• **Task objective**: Output every entry exactly as written, but omit the pictures.

• **Excerpted records**:
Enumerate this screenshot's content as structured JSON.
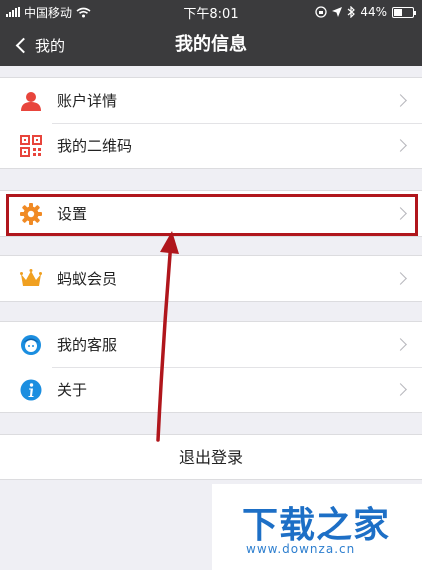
{
  "status_bar": {
    "carrier": "中国移动",
    "time": "下午8:01",
    "battery": "44%",
    "battery_level": 0.44
  },
  "nav": {
    "back_label": "我的",
    "title": "我的信息"
  },
  "groups": {
    "account": {
      "items": [
        {
          "label": "账户详情",
          "icon": "user-icon"
        },
        {
          "label": "我的二维码",
          "icon": "qr-code-icon"
        }
      ]
    },
    "settings": {
      "items": [
        {
          "label": "设置",
          "icon": "gear-icon"
        }
      ]
    },
    "membership": {
      "items": [
        {
          "label": "蚂蚁会员",
          "icon": "crown-icon"
        }
      ]
    },
    "support": {
      "items": [
        {
          "label": "我的客服",
          "icon": "customer-service-icon"
        },
        {
          "label": "关于",
          "icon": "info-icon"
        }
      ]
    }
  },
  "logout_label": "退出登录",
  "watermark": {
    "title": "下载之家",
    "url": "www.downza.cn"
  },
  "colors": {
    "bar": "#3b3b3d",
    "highlight": "#b0161c",
    "accent_orange": "#f08a24",
    "info_blue": "#1b8ee0"
  }
}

• **Solution to this task**:
Enumerate this screenshot's content as structured JSON.
{
  "status_bar": {
    "carrier": "中国移动",
    "time": "下午8:01",
    "battery": "44%",
    "battery_level": 0.44
  },
  "nav": {
    "back_label": "我的",
    "title": "我的信息"
  },
  "groups": {
    "account": {
      "items": [
        {
          "label": "账户详情",
          "icon": "user-icon"
        },
        {
          "label": "我的二维码",
          "icon": "qr-code-icon"
        }
      ]
    },
    "settings": {
      "items": [
        {
          "label": "设置",
          "icon": "gear-icon"
        }
      ]
    },
    "membership": {
      "items": [
        {
          "label": "蚂蚁会员",
          "icon": "crown-icon"
        }
      ]
    },
    "support": {
      "items": [
        {
          "label": "我的客服",
          "icon": "customer-service-icon"
        },
        {
          "label": "关于",
          "icon": "info-icon"
        }
      ]
    }
  },
  "logout_label": "退出登录",
  "watermark": {
    "title": "下载之家",
    "url": "www.downza.cn"
  },
  "colors": {
    "bar": "#3b3b3d",
    "highlight": "#b0161c",
    "accent_orange": "#f08a24",
    "info_blue": "#1b8ee0"
  }
}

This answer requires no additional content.